[Stored records]
::::

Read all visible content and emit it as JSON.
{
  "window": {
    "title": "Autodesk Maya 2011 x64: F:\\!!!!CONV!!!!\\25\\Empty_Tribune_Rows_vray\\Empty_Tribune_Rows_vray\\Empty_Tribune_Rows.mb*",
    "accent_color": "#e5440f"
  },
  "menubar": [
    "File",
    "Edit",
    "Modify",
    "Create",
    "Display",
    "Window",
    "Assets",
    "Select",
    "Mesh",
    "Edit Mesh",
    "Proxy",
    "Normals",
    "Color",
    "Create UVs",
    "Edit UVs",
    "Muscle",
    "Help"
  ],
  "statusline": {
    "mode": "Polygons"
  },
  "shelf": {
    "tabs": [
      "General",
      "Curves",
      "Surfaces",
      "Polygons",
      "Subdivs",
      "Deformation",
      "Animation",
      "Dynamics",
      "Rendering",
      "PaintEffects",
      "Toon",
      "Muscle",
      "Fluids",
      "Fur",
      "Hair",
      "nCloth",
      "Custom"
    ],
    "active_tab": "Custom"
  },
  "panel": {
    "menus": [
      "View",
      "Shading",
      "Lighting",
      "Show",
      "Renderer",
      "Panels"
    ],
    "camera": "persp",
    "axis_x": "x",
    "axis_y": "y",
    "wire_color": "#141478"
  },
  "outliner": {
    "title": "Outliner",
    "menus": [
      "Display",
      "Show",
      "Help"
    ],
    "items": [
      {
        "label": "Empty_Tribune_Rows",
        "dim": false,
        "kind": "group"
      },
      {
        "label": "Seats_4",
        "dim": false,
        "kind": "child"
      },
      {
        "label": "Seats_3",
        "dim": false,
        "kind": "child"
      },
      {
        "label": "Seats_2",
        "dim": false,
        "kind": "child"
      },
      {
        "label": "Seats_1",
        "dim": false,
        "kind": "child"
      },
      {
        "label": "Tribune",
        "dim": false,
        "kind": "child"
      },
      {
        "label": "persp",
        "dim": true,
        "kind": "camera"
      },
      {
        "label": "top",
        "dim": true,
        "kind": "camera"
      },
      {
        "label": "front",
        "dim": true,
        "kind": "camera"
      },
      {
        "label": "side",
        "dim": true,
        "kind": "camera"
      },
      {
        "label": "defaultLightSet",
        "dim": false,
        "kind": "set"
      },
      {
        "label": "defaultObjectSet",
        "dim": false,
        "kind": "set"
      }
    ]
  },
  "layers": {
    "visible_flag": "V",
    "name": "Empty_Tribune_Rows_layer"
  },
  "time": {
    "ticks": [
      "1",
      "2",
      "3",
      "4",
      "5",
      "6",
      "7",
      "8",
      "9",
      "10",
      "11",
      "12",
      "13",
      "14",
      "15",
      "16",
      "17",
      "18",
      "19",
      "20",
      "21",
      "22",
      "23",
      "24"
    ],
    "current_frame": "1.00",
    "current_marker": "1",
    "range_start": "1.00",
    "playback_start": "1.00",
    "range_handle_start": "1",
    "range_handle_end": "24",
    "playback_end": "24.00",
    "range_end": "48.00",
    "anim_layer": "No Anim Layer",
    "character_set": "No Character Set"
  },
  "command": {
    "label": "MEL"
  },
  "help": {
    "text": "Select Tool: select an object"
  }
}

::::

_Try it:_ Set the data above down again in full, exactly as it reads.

_Solution to the problem:_
Read all visible content and emit it as JSON.
{
  "window": {
    "title": "Autodesk Maya 2011 x64: F:\\!!!!CONV!!!!\\25\\Empty_Tribune_Rows_vray\\Empty_Tribune_Rows_vray\\Empty_Tribune_Rows.mb*",
    "accent_color": "#e5440f"
  },
  "menubar": [
    "File",
    "Edit",
    "Modify",
    "Create",
    "Display",
    "Window",
    "Assets",
    "Select",
    "Mesh",
    "Edit Mesh",
    "Proxy",
    "Normals",
    "Color",
    "Create UVs",
    "Edit UVs",
    "Muscle",
    "Help"
  ],
  "statusline": {
    "mode": "Polygons"
  },
  "shelf": {
    "tabs": [
      "General",
      "Curves",
      "Surfaces",
      "Polygons",
      "Subdivs",
      "Deformation",
      "Animation",
      "Dynamics",
      "Rendering",
      "PaintEffects",
      "Toon",
      "Muscle",
      "Fluids",
      "Fur",
      "Hair",
      "nCloth",
      "Custom"
    ],
    "active_tab": "Custom"
  },
  "panel": {
    "menus": [
      "View",
      "Shading",
      "Lighting",
      "Show",
      "Renderer",
      "Panels"
    ],
    "camera": "persp",
    "axis_x": "x",
    "axis_y": "y",
    "wire_color": "#141478"
  },
  "outliner": {
    "title": "Outliner",
    "menus": [
      "Display",
      "Show",
      "Help"
    ],
    "items": [
      {
        "label": "Empty_Tribune_Rows",
        "dim": false,
        "kind": "group"
      },
      {
        "label": "Seats_4",
        "dim": false,
        "kind": "child"
      },
      {
        "label": "Seats_3",
        "dim": false,
        "kind": "child"
      },
      {
        "label": "Seats_2",
        "dim": false,
        "kind": "child"
      },
      {
        "label": "Seats_1",
        "dim": false,
        "kind": "child"
      },
      {
        "label": "Tribune",
        "dim": false,
        "kind": "child"
      },
      {
        "label": "persp",
        "dim": true,
        "kind": "camera"
      },
      {
        "label": "top",
        "dim": true,
        "kind": "camera"
      },
      {
        "label": "front",
        "dim": true,
        "kind": "camera"
      },
      {
        "label": "side",
        "dim": true,
        "kind": "camera"
      },
      {
        "label": "defaultLightSet",
        "dim": false,
        "kind": "set"
      },
      {
        "label": "defaultObjectSet",
        "dim": false,
        "kind": "set"
      }
    ]
  },
  "layers": {
    "visible_flag": "V",
    "name": "Empty_Tribune_Rows_layer"
  },
  "time": {
    "ticks": [
      "1",
      "2",
      "3",
      "4",
      "5",
      "6",
      "7",
      "8",
      "9",
      "10",
      "11",
      "12",
      "13",
      "14",
      "15",
      "16",
      "17",
      "18",
      "19",
      "20",
      "21",
      "22",
      "23",
      "24"
    ],
    "current_frame": "1.00",
    "current_marker": "1",
    "range_start": "1.00",
    "playback_start": "1.00",
    "range_handle_start": "1",
    "range_handle_end": "24",
    "playback_end": "24.00",
    "range_end": "48.00",
    "anim_layer": "No Anim Layer",
    "character_set": "No Character Set"
  },
  "command": {
    "label": "MEL"
  },
  "help": {
    "text": "Select Tool: select an object"
  }
}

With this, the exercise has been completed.